Bill Bridges’ stats are comparable to some modern day Jayhawks who also spent three years in Lawrence. The fan base looks favorably upon Cole Aldrich and Thomas Robinson so we’ll compare the stats of these three Jayhawks. Sure, this comparison may not be totally fair considering that both Aldrich and Robinson were used minimally during their freshman seasons and that may skew their stats a little in the wrong direction so we’ll only use the final two years for Aldrich and Robinson. Aldrich played 71 total games during his sophomore and junior seasons; Robinson played 72. Bridges played a total of 78 games in three seasons, so for a statistical analysis, these players match up pretty well as far as games played goes.
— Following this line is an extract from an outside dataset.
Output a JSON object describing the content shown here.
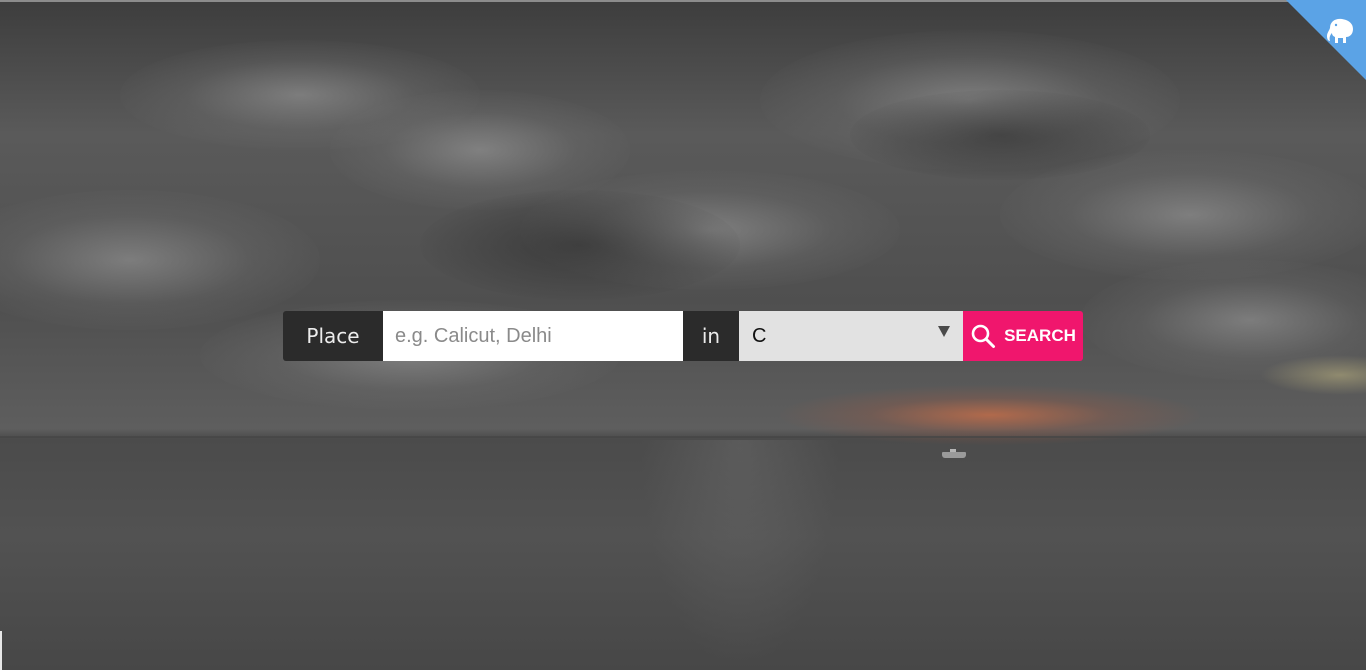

Plus, on the all time scoring charts at KU, Aldrich sits at #48, Bridges is #50, and Robinson is #51.

Bridges

Aldrich

Robinson

Height

6’5"

6’11"

6’9"

Games

78

71

72

PPG

13.2

13.1

12.7

RPG

13.9

10.5

9.2

FG %

40.1

58.0

55.3

BPG

NA

3.1

0.8

As you can see from the above chart, Bridges stacks up admirably to Aldrich. Aldrich was a center and still pulled down a full 3.5 boards fewer than Bridges did despite standing a half foot taller and in theory being in a better position to grab a rebound more frequently. Granted, players are bigger now, so in comparison to other players of his era, Bridges 6’5" frame would have been closer to Robinson’s 6’9" in today’s game. All things considered, Bridges compares especially well to Robinson. He scored slightly more although for a much lower percentage (he took more shots away from the rim than Robinson did who looked like he always wanted to destroy the rim) but the rebounding difference is substantial. In that category, Bridges outrebounds T-Rob by a hefty 4.7 rebounds per game. Pretty crazy.


Bill Bridges went on to have a solid NBA career where he averaged 11.9 points and 11.9 rebounds per game over the course of his 13 professional seasons. He was also voted into the NBA All-Star game on three occasions (1967, 1968, 1970) and went out as an NBA champion, winning the 1975 title with the Warriors and retiring following the season. Pretty good for a guy whose own school took 43 years to recognize how great his was, don’t you think?